NEW YORK (CBSNewYork) – From flexible hours to giving away expensive bassinets to shipping breast milk, many companies are offering a lot more these days to keep talented workers – especially moms.
CBS2’s Andrea Grymes explains all about these new perks.
For Molly Ernst-Alper, being a full-time working mom of two little girls is not always easy.
“It’s hard. It’s a lot of work,” Ernst-Alper said.
She recently came back from maternity leave to her job at Unilever, the parent company of brands like Dove and Lipton.
Going on that first business trip came with some trepidation.

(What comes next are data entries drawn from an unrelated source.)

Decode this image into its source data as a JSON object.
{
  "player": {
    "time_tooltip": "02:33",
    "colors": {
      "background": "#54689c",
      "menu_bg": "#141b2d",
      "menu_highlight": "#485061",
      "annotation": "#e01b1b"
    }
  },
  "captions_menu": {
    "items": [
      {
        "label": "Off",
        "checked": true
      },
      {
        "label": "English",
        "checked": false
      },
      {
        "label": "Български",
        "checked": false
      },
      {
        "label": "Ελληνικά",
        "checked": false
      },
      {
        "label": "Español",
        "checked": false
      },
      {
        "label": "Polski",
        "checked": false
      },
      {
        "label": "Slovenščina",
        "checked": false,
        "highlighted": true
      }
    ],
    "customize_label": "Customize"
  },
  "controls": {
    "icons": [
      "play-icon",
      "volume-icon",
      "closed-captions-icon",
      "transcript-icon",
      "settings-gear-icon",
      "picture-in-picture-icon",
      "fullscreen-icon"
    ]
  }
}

“There was a little anxiety of ‘Should I? Should I not?’ And that’s when I remembered Unilever had Milk Stork,” Ernst-Alper said.
Her company pays for their breastfeeding moms to use a service called Milk Stork, which ships breast milk in special coolers, so traveling moms can still pump and ensure their supply gets safely home.
“It’s just a huge relief to have that,” Ernst-Aper said.
Unilever also offers beautiful “Mothers Rooms” with hospital-grade breastfeeding pumps at their New Jersey headquarters, plus 16 weeks of paid maternity leave, plus flexible hours and a backup day care service.
“We have so many fantastic women who a lot of times leave the workforce around the childbearing years, and so we wanted to do something that can retain and keep them growing,” said Veronica Velazquez of Unilever.
It’s not just Unilever. Companies across the country are offering a lot more working parent perks these days to keep talented employees, CBS2’s Andrea Grymes reported.
Like the Snoo Smart Sleeper. It’s a $1,300 bassinet that some companies are giving their new parents so everyone sleeps.
Others, like the company Button in Gramercy, give their employees a six month Snoo rental. KKR, a Midtown investment firm, has a childcare travel program. The firm pays for their workers who are primary caregivers to bring their baby and a babysitter on essential business trips until their child turns 1.
“Millenial parents are asking for what they need, and companies are hearing them,” said Meredith Bodgas, editor-in-chief of Working Mother magazine. She says companies are realizing more perks makes better business sense.
“Because it costs about a salary and a half to replace somebody. Because you might pay for recruiters. You have to pay to get someone up to speed and trained. It’s actually cheaper for companies to hire nannies, hire caregivers to join these moms on the work trips,” Bodgas said.
For moms like Ernst-Alper, the extra support makes all the difference.
“We’re actually able to balance more instead of compromising work over being a mom,” she said.
Bodgas says it doesn’t hurt to ask if you’d like your company to offer more. She says to talk to other parents at your job and do your research before making the case for extra perks.